» **Task goal**
A bare count is the expected answer, namely the number of lines in the records that have the word "sedan".

(Web page and app entries)
+ + + + +

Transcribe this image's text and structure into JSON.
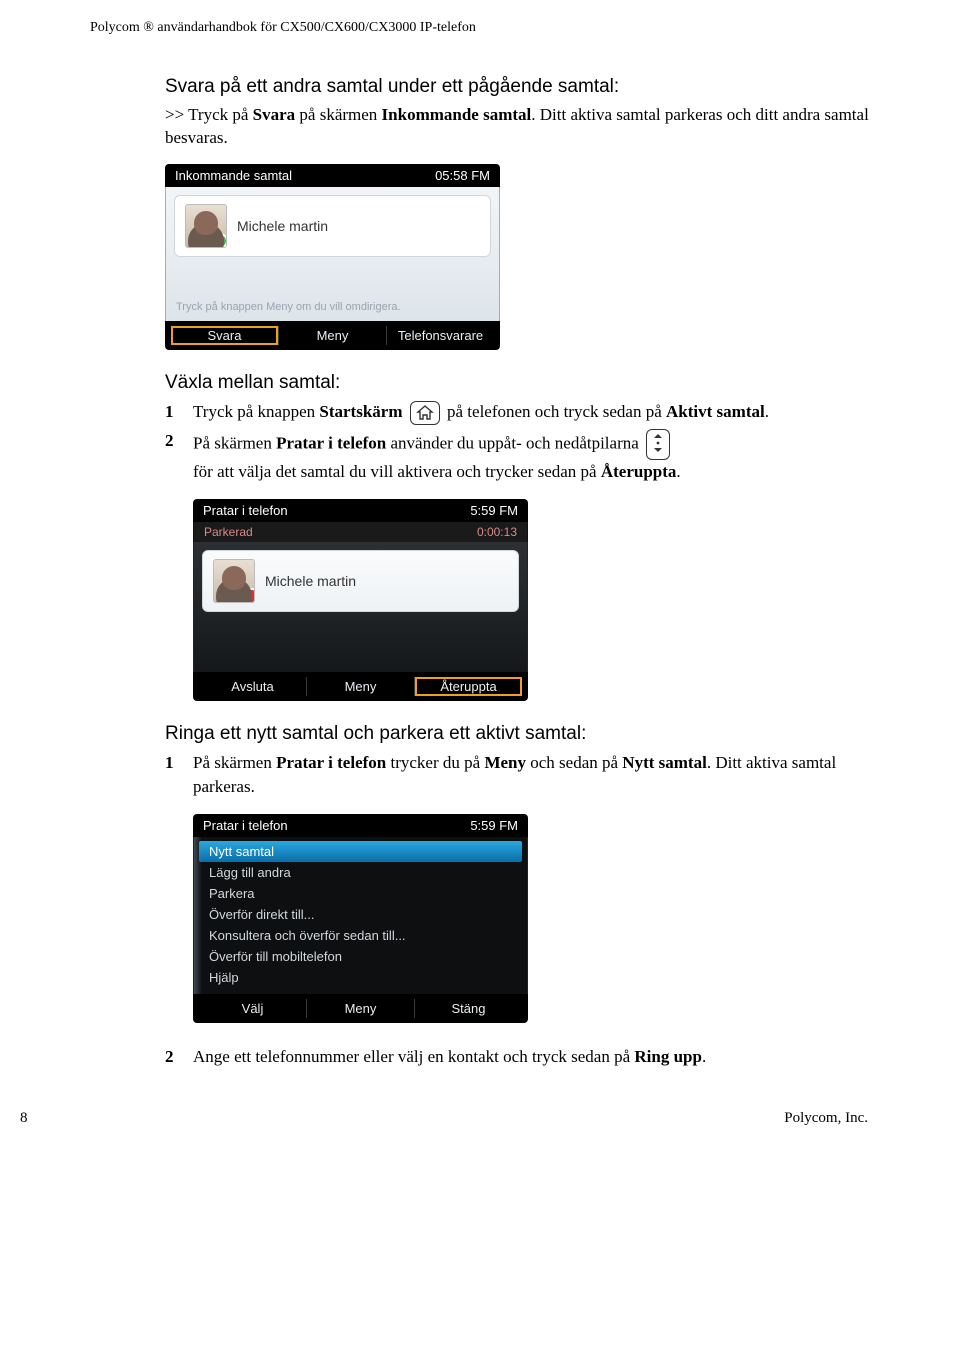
{
  "header": "Polycom ® användarhandbok för CX500/CX600/CX3000 IP-telefon",
  "section1": {
    "heading": "Svara på ett andra samtal under ett pågående samtal:",
    "para_before": ">> Tryck på ",
    "para_bold1": "Svara",
    "para_mid1": " på skärmen ",
    "para_bold2": "Inkommande samtal",
    "para_after": ". Ditt aktiva samtal parkeras och ditt andra samtal besvaras."
  },
  "shot1": {
    "title": "Inkommande samtal",
    "time": "05:58 FM",
    "name": "Michele martin",
    "hint": "Tryck på knappen Meny om du vill omdirigera.",
    "btn1": "Svara",
    "btn2": "Meny",
    "btn3": "Telefonsvarare"
  },
  "section2": {
    "heading": "Växla mellan samtal:",
    "s1_num": "1",
    "s1_a": "Tryck på knappen ",
    "s1_b": "Startskärm",
    "s1_c": " på telefonen och tryck sedan på ",
    "s1_d": "Aktivt samtal",
    "s1_e": ".",
    "s2_num": "2",
    "s2_a": "På skärmen ",
    "s2_b": "Pratar i telefon",
    "s2_c": " använder du uppåt- och nedåtpilarna ",
    "s2_d": "för att välja det samtal du vill aktivera och trycker sedan på ",
    "s2_e": "Återuppta",
    "s2_f": "."
  },
  "shot2": {
    "title": "Pratar i telefon",
    "time": "5:59 FM",
    "sub_left": "Parkerad",
    "sub_right": "0:00:13",
    "name": "Michele martin",
    "btn1": "Avsluta",
    "btn2": "Meny",
    "btn3": "Återuppta"
  },
  "section3": {
    "heading": "Ringa ett nytt samtal och parkera ett aktivt samtal:",
    "s1_num": "1",
    "s1_a": "På skärmen ",
    "s1_b": "Pratar i telefon",
    "s1_c": " trycker du på ",
    "s1_d": "Meny",
    "s1_e": " och sedan på ",
    "s1_f": "Nytt samtal",
    "s1_g": ". Ditt aktiva samtal parkeras."
  },
  "shot3": {
    "title": "Pratar i telefon",
    "time": "5:59 FM",
    "items": [
      "Nytt samtal",
      "Lägg till andra",
      "Parkera",
      "Överför direkt till...",
      "Konsultera och överför sedan till...",
      "Överför till mobiltelefon",
      "Hjälp"
    ],
    "btn1": "Välj",
    "btn2": "Meny",
    "btn3": "Stäng"
  },
  "section3b": {
    "s2_num": "2",
    "s2_a": "Ange ett telefonnummer eller välj en kontakt och tryck sedan på ",
    "s2_b": "Ring upp",
    "s2_c": "."
  },
  "footer": {
    "page": "8",
    "company": "Polycom, Inc."
  }
}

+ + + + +

» **Result below**
5